Enyedi was asked about a scene in On Body and Soul in which a police officer is bribed to ignore a crime, and whether or not this scene is meant to reflect the current state of Hungarian society. Enyedi responded, saying that "This is our everyday life. Ok, give me a little meat, a little from this, a little from that—that was socialism...But what is happening in our homeland today is shameful, and truly fills me with fear."
The director went on to argue that what American citizens are now experiencing with the electoral victory of businessman and former reality-TV host Donald Trump is something that Hungarians have been living with for years:
"To those living in the United States in the aftermath of their election, I would like to say: look, we here [in Hungary] went throughout this same thing years ago. Unfortunately, however, I no good advice to give, because we can't seem to solve this problem either. From a certain view this is scary because not only do they [the Hungarian government] work around the laws in a dishonest way, they are changing and destroying the basis of laws and are destroying the foundations of democracy and democratic control. I would love to be proud of my country, but I have not been able to for many years, and that is painful to me."

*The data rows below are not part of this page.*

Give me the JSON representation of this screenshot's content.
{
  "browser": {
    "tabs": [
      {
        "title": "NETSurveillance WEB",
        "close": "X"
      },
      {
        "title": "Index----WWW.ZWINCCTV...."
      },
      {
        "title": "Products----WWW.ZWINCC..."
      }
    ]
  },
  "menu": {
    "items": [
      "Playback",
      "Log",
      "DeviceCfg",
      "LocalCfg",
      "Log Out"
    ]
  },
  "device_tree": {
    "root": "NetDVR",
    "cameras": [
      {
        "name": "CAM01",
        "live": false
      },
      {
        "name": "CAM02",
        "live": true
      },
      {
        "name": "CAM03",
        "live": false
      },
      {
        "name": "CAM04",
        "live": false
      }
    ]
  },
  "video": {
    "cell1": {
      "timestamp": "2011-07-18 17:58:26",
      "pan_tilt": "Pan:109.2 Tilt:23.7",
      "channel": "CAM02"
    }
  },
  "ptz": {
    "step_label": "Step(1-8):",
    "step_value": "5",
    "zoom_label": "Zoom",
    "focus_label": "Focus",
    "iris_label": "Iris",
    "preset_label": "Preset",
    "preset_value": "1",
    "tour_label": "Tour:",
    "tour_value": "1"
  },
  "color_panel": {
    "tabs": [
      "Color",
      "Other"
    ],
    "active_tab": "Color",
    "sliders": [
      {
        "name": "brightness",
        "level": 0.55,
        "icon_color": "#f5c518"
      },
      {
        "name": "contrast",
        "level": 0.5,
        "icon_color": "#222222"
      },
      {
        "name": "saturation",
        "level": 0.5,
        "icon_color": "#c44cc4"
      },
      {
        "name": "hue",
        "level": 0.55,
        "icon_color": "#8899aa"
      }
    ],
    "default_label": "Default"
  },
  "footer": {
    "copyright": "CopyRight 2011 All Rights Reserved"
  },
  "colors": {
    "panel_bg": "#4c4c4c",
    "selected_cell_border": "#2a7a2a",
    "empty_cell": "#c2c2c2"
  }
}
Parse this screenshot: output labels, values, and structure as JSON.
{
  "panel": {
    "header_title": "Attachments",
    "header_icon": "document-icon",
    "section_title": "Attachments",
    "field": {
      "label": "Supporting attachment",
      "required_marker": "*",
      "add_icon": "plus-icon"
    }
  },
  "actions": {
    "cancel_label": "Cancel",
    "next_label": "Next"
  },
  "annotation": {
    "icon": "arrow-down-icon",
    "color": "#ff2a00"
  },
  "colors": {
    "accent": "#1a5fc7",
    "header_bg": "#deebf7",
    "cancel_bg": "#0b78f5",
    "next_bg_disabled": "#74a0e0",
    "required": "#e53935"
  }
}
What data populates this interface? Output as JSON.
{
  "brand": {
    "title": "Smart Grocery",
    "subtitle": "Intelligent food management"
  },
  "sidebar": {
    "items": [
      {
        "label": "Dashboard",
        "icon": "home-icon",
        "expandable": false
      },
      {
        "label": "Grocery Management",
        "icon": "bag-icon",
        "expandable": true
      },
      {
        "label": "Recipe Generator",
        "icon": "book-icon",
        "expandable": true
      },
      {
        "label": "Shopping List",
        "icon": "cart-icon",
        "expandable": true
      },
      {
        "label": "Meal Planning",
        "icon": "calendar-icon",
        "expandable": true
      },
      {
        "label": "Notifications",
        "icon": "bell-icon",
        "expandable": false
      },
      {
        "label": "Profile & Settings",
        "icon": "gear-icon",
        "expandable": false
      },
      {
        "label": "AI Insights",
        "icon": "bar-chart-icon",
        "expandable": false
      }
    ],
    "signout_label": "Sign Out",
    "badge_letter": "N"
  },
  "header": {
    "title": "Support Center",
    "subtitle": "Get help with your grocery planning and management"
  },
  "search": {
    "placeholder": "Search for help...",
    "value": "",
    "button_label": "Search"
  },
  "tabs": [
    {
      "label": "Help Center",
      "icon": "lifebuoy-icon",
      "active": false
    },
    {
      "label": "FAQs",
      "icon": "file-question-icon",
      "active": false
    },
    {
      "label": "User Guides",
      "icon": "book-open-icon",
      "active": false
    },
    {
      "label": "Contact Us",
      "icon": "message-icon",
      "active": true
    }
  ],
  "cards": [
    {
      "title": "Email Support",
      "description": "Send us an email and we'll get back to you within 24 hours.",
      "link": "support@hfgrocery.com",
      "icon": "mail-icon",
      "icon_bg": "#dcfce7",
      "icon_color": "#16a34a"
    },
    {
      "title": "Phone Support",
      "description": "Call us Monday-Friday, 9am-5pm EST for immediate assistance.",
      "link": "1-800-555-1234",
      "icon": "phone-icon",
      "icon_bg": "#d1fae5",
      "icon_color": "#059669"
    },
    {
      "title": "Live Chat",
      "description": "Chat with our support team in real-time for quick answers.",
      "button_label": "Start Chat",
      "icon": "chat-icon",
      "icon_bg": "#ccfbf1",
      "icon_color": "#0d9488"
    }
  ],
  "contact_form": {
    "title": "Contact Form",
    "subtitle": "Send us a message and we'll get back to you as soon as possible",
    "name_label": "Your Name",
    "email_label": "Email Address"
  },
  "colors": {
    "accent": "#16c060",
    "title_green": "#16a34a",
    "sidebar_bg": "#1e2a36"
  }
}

The film was also given the prize of the International Federation of Film Critics (FIPRESCI), the Ecumenical Jury Prize and the readers' prize of German daily Berliner Morgenpost, the Hungarian Film Fund said. On Body and Soul tells the story of two people working at a slaughterhouse in Budapest who discover that they have the same dreams at night and they attempt to make them come true. "We wanted to shoot a simple film, one that is as simple as a glass of water," Enyedi said in a short speech at the awards ceremony.
The only Hungarian film that won the prestigious award previously was Márta Mészáros's Adoption in 1975. However, Ildikó Enyedi's Body and Soul is not the only Hungarian success at this year's Berlinale: 1945, a black-and-white history drama directed by Ferenc Török, has been handed out the bronze medal of the 'Audience Award.'
The leading pro-government daily contends that Ildikó Enyedi's success at the Berlin film festival indicates that the Hungarian public film funding system works well. A left-wing commentator acknowledges the state's role in the success, but nonetheless considers the fund distribution scheme absurd.
Hungarian film production is back in the world's top league, Dániel Levente Pál writes in Magyar Idők. The pro-government commentator underscores that Enyedi Ildikó's movie as well as the Oscar winning Son of Saul directed by László Nemes Jeles were both funded by the Hungarian National Film Fund. All this, Pál believes, is a proof that the Hungarian public film funding system created and led by the Hungarian-American film producer Andy Vajna is a success story.
Népszava's Judit Kósa, on the other hand, thinks that the Hungarian public film funding scheme is a joke. The left-wing columnist finds it 'absurd and frightening' that public funding is distributed by a former Hollywood producer and state employees help the creation of Hungarian films. Kósa contends that it is a 'miracle' and a rare exception that the Hungaian National Film Fund supported Ildikó Enyedi's film, a movie which was fully deserving of that backing.
Source: Magyar Nemzet; 444.hu; Hungarytoday.hu; facebbok.com
Last Updated on Wednesday, 22 February 2017 09:22